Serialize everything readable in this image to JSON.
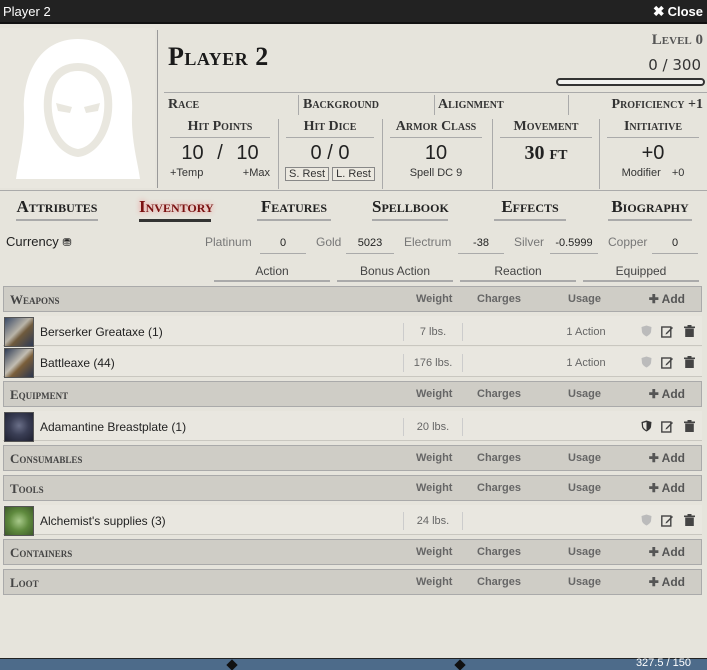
{
  "window": {
    "title": "Player 2",
    "close_label": "Close"
  },
  "character": {
    "name": "Player 2",
    "level": "Level 0",
    "xp": "0 / 300",
    "xp_fraction": 0
  },
  "traits": {
    "race": "Race",
    "background": "Background",
    "alignment": "Alignment",
    "proficiency": "Proficiency +1"
  },
  "stats": {
    "hp": {
      "label": "Hit Points",
      "value": "10",
      "sep": "/",
      "max": "10",
      "temp": "+Temp",
      "maxlbl": "+Max"
    },
    "hd": {
      "label": "Hit Dice",
      "value": "0 / 0",
      "short_rest": "S. Rest",
      "long_rest": "L. Rest"
    },
    "ac": {
      "label": "Armor Class",
      "value": "10",
      "sub": "Spell DC 9"
    },
    "mv": {
      "label": "Movement",
      "value": "30 ft"
    },
    "init": {
      "label": "Initiative",
      "value": "+0",
      "modlbl": "Modifier",
      "modval": "+0"
    }
  },
  "tabs": [
    "Attributes",
    "Inventory",
    "Features",
    "Spellbook",
    "Effects",
    "Biography"
  ],
  "active_tab": "Inventory",
  "currency": {
    "title": "Currency",
    "platinum": {
      "label": "Platinum",
      "value": "0"
    },
    "gold": {
      "label": "Gold",
      "value": "5023"
    },
    "electrum": {
      "label": "Electrum",
      "value": "-38"
    },
    "silver": {
      "label": "Silver",
      "value": "-0.5999"
    },
    "copper": {
      "label": "Copper",
      "value": "0"
    }
  },
  "actions": [
    "Action",
    "Bonus Action",
    "Reaction",
    "Equipped"
  ],
  "columns": {
    "weight": "Weight",
    "charges": "Charges",
    "usage": "Usage",
    "add": "Add"
  },
  "sections": {
    "weapons": {
      "name": "Weapons",
      "items": [
        {
          "name": "Berserker Greataxe (1)",
          "weight": "7 lbs.",
          "usage": "1 Action"
        },
        {
          "name": "Battleaxe (44)",
          "weight": "176 lbs.",
          "usage": "1 Action"
        }
      ]
    },
    "equipment": {
      "name": "Equipment",
      "items": [
        {
          "name": "Adamantine Breastplate (1)",
          "weight": "20 lbs.",
          "usage": ""
        }
      ]
    },
    "consumables": {
      "name": "Consumables",
      "items": []
    },
    "tools": {
      "name": "Tools",
      "items": [
        {
          "name": "Alchemist's supplies (3)",
          "weight": "24 lbs.",
          "usage": ""
        }
      ]
    },
    "containers": {
      "name": "Containers",
      "items": []
    },
    "loot": {
      "name": "Loot",
      "items": []
    }
  },
  "bottom": {
    "status": "327.5 / 150"
  },
  "colors": {
    "active_tab": "#7a1111",
    "bottom_bar": "#4d6b8a"
  },
  "icons": {
    "close": "close-icon",
    "coins": "coins-icon",
    "shield": "shield-icon",
    "edit": "edit-icon",
    "trash": "trash-icon",
    "plus": "plus-icon"
  }
}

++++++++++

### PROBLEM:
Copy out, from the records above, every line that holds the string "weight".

### SOLUTION TO THIS PROBLEM:
    "weight": "Weight",
          "weight": "7 lbs.",
          "weight": "176 lbs.",
          "weight": "20 lbs.",
          "weight": "24 lbs.",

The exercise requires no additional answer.